The disciples perhaps thought they would be spared from difficult times because they were followers of Christ. But Jesus explained differently to them as he was sending them out on mission journeys (Mt 10:16-30). Even though God allows trials, such as the examples in Job’s life, his children are yet not forgotten (Rm. 8: 28). God wishes to reveal the preciousness of faith through them (1 Peter 1: 6,7; 1 Peter 4: 12, 13). To Job God said of Satan: he will come so far and no further. And here shall your proud waves be halted (Job 38:11). The nation of Finland suffered greatly during World War II against great odds in the battle against the Soviet Union. Though they suffered many losses. God spared the country for the sake of the elect.
God is omniscient (all-knowing). Not one hair will fall from our head without his knowledge. He protects and keeps us on the palm of His hand, and will not allow us to be swept off. The Psalmist was comforted when he was asked to go into the temple, and heard:

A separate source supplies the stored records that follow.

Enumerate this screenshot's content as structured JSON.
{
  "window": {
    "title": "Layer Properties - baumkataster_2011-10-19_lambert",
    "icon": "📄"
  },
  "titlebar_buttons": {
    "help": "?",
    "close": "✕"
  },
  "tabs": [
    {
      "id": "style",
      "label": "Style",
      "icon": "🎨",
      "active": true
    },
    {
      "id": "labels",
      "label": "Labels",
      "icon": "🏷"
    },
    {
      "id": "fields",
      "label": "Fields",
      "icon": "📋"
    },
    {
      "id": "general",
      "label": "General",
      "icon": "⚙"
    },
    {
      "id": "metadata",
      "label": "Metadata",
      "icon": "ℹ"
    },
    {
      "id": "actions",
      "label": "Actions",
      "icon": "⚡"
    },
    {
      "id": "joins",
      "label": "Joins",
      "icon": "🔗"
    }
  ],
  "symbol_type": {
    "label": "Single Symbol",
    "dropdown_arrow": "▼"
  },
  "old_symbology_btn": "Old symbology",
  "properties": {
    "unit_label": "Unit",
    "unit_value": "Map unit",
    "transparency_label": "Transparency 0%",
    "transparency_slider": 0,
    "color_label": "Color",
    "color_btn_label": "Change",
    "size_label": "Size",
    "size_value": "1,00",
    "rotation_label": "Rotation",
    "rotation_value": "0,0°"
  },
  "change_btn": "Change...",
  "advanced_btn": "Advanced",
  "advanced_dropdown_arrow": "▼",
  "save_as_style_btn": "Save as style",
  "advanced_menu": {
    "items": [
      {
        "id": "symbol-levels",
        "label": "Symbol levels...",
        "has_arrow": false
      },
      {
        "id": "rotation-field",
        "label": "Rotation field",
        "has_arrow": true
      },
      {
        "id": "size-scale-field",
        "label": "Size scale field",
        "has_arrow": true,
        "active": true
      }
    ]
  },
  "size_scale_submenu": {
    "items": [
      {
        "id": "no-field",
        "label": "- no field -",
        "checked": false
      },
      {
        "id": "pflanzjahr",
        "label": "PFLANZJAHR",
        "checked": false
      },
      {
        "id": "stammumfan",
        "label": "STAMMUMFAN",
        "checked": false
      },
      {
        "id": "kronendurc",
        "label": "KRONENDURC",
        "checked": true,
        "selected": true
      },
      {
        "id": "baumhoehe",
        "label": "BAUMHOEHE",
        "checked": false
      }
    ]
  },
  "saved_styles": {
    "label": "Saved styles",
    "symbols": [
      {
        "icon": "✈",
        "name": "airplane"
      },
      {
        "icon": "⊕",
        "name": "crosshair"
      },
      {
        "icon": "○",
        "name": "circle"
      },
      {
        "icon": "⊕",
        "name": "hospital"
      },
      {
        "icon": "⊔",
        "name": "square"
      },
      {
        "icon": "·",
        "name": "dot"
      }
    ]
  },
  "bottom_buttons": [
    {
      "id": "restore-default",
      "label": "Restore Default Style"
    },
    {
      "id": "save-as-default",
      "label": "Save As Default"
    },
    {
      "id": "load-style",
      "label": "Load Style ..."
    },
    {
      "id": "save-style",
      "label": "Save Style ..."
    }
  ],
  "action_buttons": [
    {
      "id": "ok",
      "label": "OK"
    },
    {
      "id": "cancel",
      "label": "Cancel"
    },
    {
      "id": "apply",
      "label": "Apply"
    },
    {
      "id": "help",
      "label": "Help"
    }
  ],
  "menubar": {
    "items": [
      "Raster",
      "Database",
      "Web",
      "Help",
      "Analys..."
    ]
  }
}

“Nevertheless I am continually with thee: thou hast holden me by my right hand. Thou shall guide me with thy counsel, and afterward receive me to glory. Whom have I in heaven but thee? And there is none upon earth that I desire beside thee. My flesh and my heart faileth: but God is the strength of my heart, and my portion for ever. For, lo, they that are far from thee shall perish: but thou hast destroyed all them that go a whoring from thee. But it is good for me to draw near to God: I have put my trust in the Lord God, that I may declare all thy works" (Ps. 73: 23-28).
Our joy is to be near God. Our strength is in the gospel (Rm. 1: 16). God’s ways are not our ways (Rm. 11:33-34). God is great, but we are small. No one can comprehend His majesty. For now we partially understand and see as if through a foggy window. But soon we will be able to see Him in fullness (1 Cor. 13: 12).
1.What happens when the fear of God and sin disappears? [ Jeff Salahab]
2.Trials in life — A person experiencing difficult trials may question — Why? Has God forgotten me? Am I even a believer? [Hanelle Kiviniemi]
3.What do handicap children teach us? What does God wish to communicate through them? [Kathleen Keplinger]
4.The dangers of reason and the struggles of reason with our faith life. What are the dangers and blessing of education? [Heidi Haapala]
5.5. Psalms 73: Inequalities of life – ungodly proper / tribulations of the believers.
John Lehtola 7/3/1999
Presentation at Youth Discussion Evening 7/3/99 1999 LLC Detroit Summer Services